**Work task**
What is needed is an exact repeat of the entries, with no pictures in it.

(Saved entries)
:::

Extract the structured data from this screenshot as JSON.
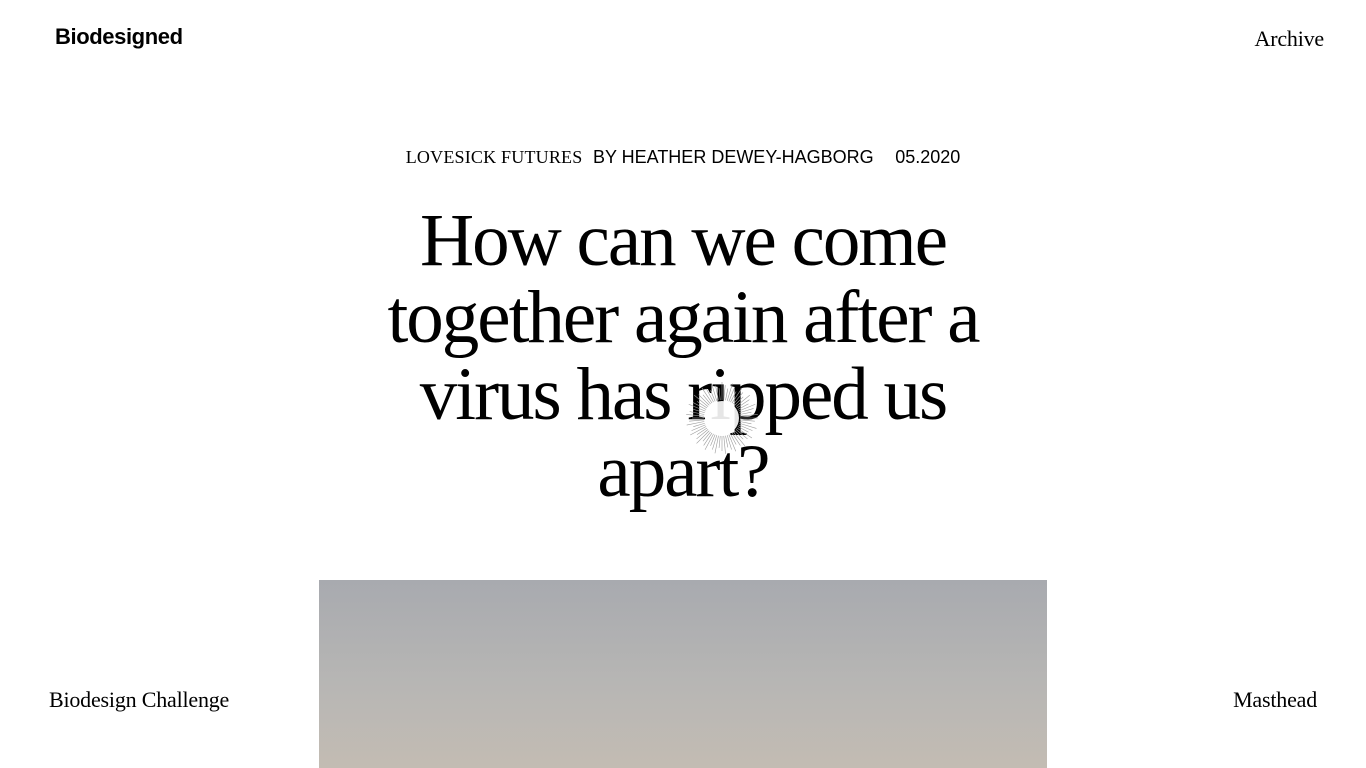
{
  "header": {
    "logo": "Biodesigned",
    "archive_link": "Archive"
  },
  "article": {
    "series": "Lovesick Futures",
    "byline": "By Heather Dewey-Hagborg",
    "date": "05.2020",
    "title": "How can we come together again after a virus has ripped us apart?"
  },
  "footer_nav": {
    "left_link": "Biodesign Challenge",
    "right_link": "Masthead"
  },
  "icons": {
    "loader": "spinner-icon"
  }
}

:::

**The answer**
Extract the structured data from this screenshot as JSON.
{
  "header": {
    "logo": "Biodesigned",
    "archive_link": "Archive"
  },
  "article": {
    "series": "Lovesick Futures",
    "byline": "By Heather Dewey-Hagborg",
    "date": "05.2020",
    "title": "How can we come together again after a virus has ripped us apart?"
  },
  "footer_nav": {
    "left_link": "Biodesign Challenge",
    "right_link": "Masthead"
  },
  "icons": {
    "loader": "spinner-icon"
  }
}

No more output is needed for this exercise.